2) Operating Systems – The second are that has made computers more widely accepted and usable are the advances in operating system interfaces and tools. So many functions are now intuitive in a GUI environment.
3) Wireless communications – What a great thing. Sharing data, programs and files without having to master all the nuances of networking. Walk through airports or coffee shops, flip open your notebook, click a few icons and you're online.
Q: Charles, please consider this question an opportunity to look into your personal crystal ball and provide your own take on the future of computing technology. Computing and its applications are changing rapidly. Convergence of tools into multi-function devices and significant breakthroughs in human brain - computer interfaces such as the Braingate Neural Interface System are developing at a fast rate. If you were writing an edition of your book , “A+ Certification Exam Cram 2 PC Maintenance and Troubleshooting Field Guide.” for the year 2010 how do you think it might differ from your current one?
A: I believe the A+ course of 2010 will be less about the central computer and more about all the things that get attached to it. I think the emphasis will shift even more to what happens when some portion of the system won't work or breaks.
The home is becoming intelligent and many new items will be talking to and through the computer. We're bringing in music and video as well as voice and control systems and connecting them to the PC. Eventually, our PCs will likely be hidden away in some closet and be connected to and controlled by all types of new input and output devices working in various facets of our environment. Likewise, the car will increasingly become a computerized extension of our home. Why drop the car off at the dealer for its checkup – just do it from the garage at home using the Internet.
The other development that is still interesting for me is better voice control for the PC. These products are getting better and moving past simple typing programs. I just saw a demo of a home automation control package that responded to spoken key words without training and could recognize different dialects without problems. How long before mice and keyboards just won't cut it for what we want to do?
Q: What book(s) can our readers look forward to in the coming year?

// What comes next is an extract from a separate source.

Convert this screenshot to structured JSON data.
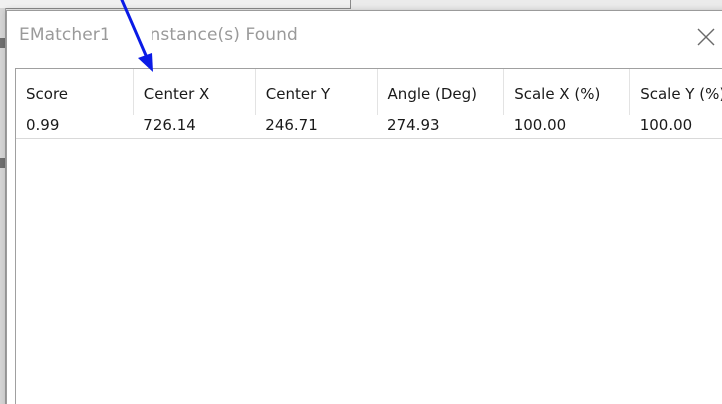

A: Security System Installer Certification; Security + Certification; Mobile Electronics Installer Certification; Mobile Electronics Installer Certification. I'm sure a couple more will manifest themselves as the year swings into full speed. We seem to always have more projects than resources.
Q: Are there any additional comments that you would like to add? What thought would you like to leave us with?
A: As I said earlier, working in this industry is like working in a big technical toy box. Can't imagine a better field to be in.
Q: Charles, thank you again for taking the time to do the interview.
A: Thanks to you and your readers for the opportunity.